By Desi Tzoneva
“Although the impact of online is growing, in South Africa print is alive, and reading it will not go away,” says Nadine Levin, Commercial Director of DLT Media. Advertising, she comments, will grow beyond television because of the impact of PVRs, and print will remain a strong way of reaching target audiences, especially in targeted areas that receive a lot of traffic, such as waiting rooms.
Levin says that this was confirmed by research findings from a local adaptation of a Harvard University study, titled The McPheters Study
. After interviewing 1 000 people from a variety of demographic and LSM segments across South Africa, the study found that the average waiting period in most waiting areas is 19 minutes. During this time, most people chose magazines over watching television.
In fact, the study found that 95% of the respondents took action based on editorial and advertorial content after flipping through magazines in waiting areas, while 65% read more than one magazine while waiting. In addition, 44% used the opportunity of waiting area publications to read and sample magazines different from their habitual read, and 35% said that after sampling various magazines, they would be interested in subscriptions or purchases at later dates. Interestingly, 8% admitted they were tempted to take the magazine home.
With access to such an absorptive audience, DLT Media has strategically placed itself as a marketing arm that not only meets the needs of consumers in waiting areas by offering current and up-to-date content through relevant publications, but also helps publishers ensure that their publications are read by relevant target markets, and secure further reach. With research findings like those mentioned above, DLT Media also reassures advertisers that they reach the right consumers.
Since its launch in South Africa in 2006, DLT Media has secured deals with more than 2 500 businesses. Depending on the nature of the business, whether a bank; a doctor’s waiting area; a hairdresser; a B&B (bed and breakfast); school; library; or car dealership, DLT offers packages of current print publications that are delivered on a monthly basis, and which have been specifically categorised to meet the business’ clientele needs.
Some of the categories and associated titles (local only) offered include: women’s fashion and beauty (Elle; Glamour; Longevity; Cleo; rooi rose; seventeen; Woman&Home; Bona
); women’s health (Essentials
); home and garden (House&Garden; Home Owner; Garden&Home; Country Life
); food and travel (Food&Home; Avocado
); family (Your Family; Living&Loving
); kids (National Geographic Kids
); mens (GQ; SA Rugby; SA Cricket; Prestige
); and general interest (The Thinker; Noseweek; Classic Feel
Due to this approach, despite offering up to 50% less on cover prices; delivering the latest copies of a publication each month; and more certainty about the readership, these subscriptions are now formally counted as business subscriptions, thereby securing readership for publishers.
When asked about placing two competing magazines in the same package in one waiting area, Levin comments that no two publications receive exclusivity. She also mentions that the opportunity to work with samples, lets potential new readers the option to sample other publications, which research reveals they would not have normally done.

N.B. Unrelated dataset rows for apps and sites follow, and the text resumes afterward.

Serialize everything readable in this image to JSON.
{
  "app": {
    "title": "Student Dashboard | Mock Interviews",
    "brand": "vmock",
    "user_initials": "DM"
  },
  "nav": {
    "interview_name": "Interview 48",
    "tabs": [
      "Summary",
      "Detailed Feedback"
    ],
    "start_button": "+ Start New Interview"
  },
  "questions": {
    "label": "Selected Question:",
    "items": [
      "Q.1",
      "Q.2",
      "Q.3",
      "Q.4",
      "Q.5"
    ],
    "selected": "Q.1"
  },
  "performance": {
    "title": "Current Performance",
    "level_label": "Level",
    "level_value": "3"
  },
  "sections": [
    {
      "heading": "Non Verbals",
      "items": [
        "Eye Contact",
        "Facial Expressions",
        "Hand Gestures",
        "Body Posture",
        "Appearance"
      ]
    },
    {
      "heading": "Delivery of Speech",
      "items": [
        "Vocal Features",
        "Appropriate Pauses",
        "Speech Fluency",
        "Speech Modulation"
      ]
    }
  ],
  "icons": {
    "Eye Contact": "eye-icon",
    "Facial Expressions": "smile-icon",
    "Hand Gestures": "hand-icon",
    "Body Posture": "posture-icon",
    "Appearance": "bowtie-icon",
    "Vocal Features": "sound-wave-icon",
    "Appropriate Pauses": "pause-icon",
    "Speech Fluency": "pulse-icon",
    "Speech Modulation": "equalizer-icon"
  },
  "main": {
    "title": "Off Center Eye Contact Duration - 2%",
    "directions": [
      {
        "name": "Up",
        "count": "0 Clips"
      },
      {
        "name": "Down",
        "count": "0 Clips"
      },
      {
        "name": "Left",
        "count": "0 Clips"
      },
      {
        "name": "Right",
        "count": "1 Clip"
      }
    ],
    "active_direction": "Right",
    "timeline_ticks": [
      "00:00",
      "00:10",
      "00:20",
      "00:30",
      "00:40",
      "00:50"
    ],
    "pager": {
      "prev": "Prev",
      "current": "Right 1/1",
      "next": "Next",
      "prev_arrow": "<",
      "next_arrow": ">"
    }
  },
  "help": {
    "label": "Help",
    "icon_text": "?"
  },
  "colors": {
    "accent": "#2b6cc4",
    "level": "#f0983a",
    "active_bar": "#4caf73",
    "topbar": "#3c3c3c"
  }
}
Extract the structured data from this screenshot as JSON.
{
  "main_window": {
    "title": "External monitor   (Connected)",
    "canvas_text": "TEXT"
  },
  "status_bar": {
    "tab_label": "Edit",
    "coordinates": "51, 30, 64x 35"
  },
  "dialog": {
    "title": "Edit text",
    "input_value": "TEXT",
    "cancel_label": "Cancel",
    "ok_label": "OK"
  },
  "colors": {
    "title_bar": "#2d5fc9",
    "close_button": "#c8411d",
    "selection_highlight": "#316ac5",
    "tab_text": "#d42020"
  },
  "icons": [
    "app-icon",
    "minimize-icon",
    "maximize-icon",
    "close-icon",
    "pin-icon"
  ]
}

“We are trying to encourage print media to be as successful as it has been,” Levin says. “Right now, we’re getting cannibalism between titles because the adverts need to reach people.”
Levin mentions that one way to do so is by advising publishers on where to place their publications to reach the best target market, and at the same time, advise businesses on the titles that would best reach their targeted consumers.
“We also try to get new readers by placing titles in new environments where they can be sampled by people that may not be in a typical target market and take action on advertorial. You’ve got to find readers,” she concludes.